The two older family holdovers also thrived on kids out of school, although at very different box office totals.  FERDINAND (Blue Sky/20th) rose 74% from last Friday to $4.7M, for a $13M 3-day weekend and $17M with Monday, but it’s unlikely to get much above $80M in the US.  COCO (Pixar/Disney) climbed 61% from last Friday to $2.9M, with a 3-day/4-day weekend of $8M/$10M, which will push it toward $220M in the US.

All the publicity in the world didn’t do much for ALL THE MONEY IN THE WORLD (Imperative/TriStar/Sony), which opened on Monday and earned $1.8M on Friday, for a $5M/$7M weekend that puts it on track for perhaps $30M in the US, a dismal result on $125M+ in costs.

DOWNSIZING (Annapurna/Paramount) lived up to its title, down 20% from last Friday to $1.6M for a $4.5M/$6M weekend and few prospects beyond $30M in the US.  FATHER FIGURES (Alcon/Warners) fell 20% from last Friday to $1.1M for a $3M/$4M weekend and a likely $25M US total.

A pair of awards contenders in under 1000 theatres continued their runs.  DARKEST HOUR (Focus/Universal) widened its run by 17% to 943 theatres, so its 29% rise from last Friday wasn’t as big as it looked, but a $5M/$7M weekend should still bring it to $20M, with plenty of awards season left.  THE SHAPE OF WATER (Fox Searchlight) just added a handful of theatres for a total of 756, and it should have a $3M/$4M weekend to bring it to $17M.

MOLLY’S GAME (STX) opened on Christmas Day in a not-quite-wide 271 theatres, and it’s heading for a $2M/$3M weekend, or a fair $7500 per-theatre average over 3 days.  That compares to the $10.5K average Lady Bird had at 238.

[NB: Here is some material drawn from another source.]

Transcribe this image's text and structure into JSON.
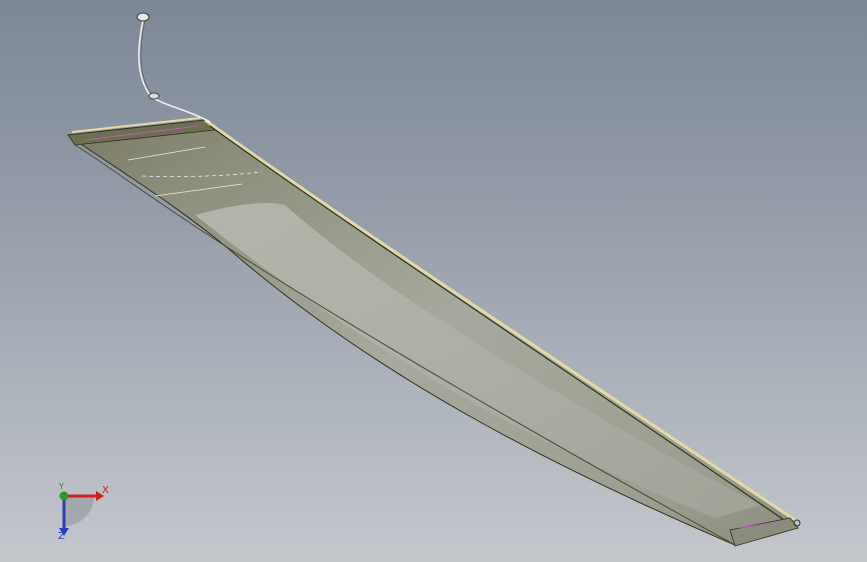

In more traditional limited release, THE POST (DreamWorks/Reliance/Participant/20th) at 9 theatres, and PHANTOM THREAD (Focus/Universal) at 4 should both average a solid $55-60K over the 3-day weekend.  HOSTILES (Entertainment Services), however, is finding few takers with a $5K per-theatre average at 5 over the 3-day weekend.



About the Author

Mitch Salem
MITCH SALEM has worked on the business side of the entertainment industry for 20 years, as a senior business affairs executive and attorney for such companies as NBC, ABC, USA, Syfy, Bravo, and BermanBraun Productions, and before that, at the NY law firm of Weil, Gotshal & Manges. During all that, he has more or less constantly been going to the movies and watching TV, and writing about both since the 1980s. His film reviews also currently appear on and In addition, he is co-writer of an episode of the television series "Felicity."